Problem to solve> Report each line of the data below in which "this" appears.

Dataset rows describing interfaces:
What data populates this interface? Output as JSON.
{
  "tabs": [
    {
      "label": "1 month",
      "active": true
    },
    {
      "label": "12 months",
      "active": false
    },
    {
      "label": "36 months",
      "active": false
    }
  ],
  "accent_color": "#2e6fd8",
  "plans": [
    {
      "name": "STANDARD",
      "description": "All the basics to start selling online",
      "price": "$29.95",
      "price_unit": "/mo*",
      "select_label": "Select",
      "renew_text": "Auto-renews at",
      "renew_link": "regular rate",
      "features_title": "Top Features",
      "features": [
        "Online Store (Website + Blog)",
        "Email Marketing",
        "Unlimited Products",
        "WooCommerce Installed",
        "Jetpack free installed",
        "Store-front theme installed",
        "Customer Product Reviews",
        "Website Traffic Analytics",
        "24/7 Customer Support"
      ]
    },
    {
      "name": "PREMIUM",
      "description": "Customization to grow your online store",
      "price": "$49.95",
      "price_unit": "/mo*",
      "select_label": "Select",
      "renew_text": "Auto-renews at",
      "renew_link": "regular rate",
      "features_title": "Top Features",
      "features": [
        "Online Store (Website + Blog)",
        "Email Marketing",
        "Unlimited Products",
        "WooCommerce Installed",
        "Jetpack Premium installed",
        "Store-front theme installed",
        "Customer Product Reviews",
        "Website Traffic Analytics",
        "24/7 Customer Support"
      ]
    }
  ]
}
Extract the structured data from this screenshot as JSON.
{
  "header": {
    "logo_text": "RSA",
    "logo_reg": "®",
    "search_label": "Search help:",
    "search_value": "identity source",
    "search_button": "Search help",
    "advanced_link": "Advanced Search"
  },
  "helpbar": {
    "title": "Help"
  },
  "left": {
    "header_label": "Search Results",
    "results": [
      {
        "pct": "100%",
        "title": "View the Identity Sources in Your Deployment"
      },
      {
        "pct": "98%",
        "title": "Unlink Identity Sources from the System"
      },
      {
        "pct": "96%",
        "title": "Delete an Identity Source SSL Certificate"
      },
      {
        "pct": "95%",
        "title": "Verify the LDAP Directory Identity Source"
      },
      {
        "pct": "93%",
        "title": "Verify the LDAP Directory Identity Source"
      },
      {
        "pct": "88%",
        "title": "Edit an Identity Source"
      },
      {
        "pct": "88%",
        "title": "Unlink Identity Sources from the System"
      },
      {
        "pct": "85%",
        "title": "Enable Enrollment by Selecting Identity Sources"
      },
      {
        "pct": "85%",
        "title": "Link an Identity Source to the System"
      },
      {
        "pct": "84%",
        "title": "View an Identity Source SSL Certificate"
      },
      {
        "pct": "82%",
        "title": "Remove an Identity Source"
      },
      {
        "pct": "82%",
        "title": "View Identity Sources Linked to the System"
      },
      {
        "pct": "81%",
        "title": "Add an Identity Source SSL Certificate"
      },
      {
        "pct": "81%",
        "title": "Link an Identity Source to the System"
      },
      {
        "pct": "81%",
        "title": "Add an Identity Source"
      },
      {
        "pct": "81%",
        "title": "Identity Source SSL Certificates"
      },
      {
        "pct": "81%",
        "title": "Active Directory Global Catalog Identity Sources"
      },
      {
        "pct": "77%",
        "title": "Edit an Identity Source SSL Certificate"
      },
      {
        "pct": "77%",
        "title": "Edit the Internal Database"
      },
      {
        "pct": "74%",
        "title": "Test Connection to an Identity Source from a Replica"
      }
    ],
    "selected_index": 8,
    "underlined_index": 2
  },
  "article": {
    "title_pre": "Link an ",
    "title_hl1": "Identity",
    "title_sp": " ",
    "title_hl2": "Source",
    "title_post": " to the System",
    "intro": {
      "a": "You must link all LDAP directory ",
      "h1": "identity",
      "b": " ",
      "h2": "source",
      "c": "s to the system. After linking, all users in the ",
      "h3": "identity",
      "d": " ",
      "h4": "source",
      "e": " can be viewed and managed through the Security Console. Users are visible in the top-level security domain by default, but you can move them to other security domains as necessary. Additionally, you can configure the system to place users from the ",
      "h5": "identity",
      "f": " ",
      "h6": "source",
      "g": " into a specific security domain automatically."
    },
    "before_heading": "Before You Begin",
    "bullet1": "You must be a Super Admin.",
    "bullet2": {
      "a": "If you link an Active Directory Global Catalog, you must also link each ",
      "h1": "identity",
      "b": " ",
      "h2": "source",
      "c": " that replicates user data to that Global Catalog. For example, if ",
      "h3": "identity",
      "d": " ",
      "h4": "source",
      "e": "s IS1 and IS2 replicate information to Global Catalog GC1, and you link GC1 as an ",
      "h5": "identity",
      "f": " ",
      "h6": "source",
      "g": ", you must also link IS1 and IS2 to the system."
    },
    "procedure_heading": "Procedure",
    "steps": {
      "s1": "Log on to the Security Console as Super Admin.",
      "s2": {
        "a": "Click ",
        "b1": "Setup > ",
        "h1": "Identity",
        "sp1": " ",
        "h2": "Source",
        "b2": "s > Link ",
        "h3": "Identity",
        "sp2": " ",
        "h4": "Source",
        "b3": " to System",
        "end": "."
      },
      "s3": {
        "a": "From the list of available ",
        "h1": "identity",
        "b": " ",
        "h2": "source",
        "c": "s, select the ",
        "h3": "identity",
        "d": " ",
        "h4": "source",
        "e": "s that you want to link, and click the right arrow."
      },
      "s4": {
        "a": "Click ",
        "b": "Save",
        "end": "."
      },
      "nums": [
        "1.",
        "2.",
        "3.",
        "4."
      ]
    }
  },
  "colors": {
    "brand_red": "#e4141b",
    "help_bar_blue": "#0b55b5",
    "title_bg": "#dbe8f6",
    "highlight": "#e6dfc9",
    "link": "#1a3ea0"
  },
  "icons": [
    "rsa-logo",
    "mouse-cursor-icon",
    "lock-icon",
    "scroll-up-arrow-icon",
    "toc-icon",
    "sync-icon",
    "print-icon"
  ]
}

Solution to the exercise>
What data populates this interface? Output as JSON.
Extract the structured data from this screenshot as JSON.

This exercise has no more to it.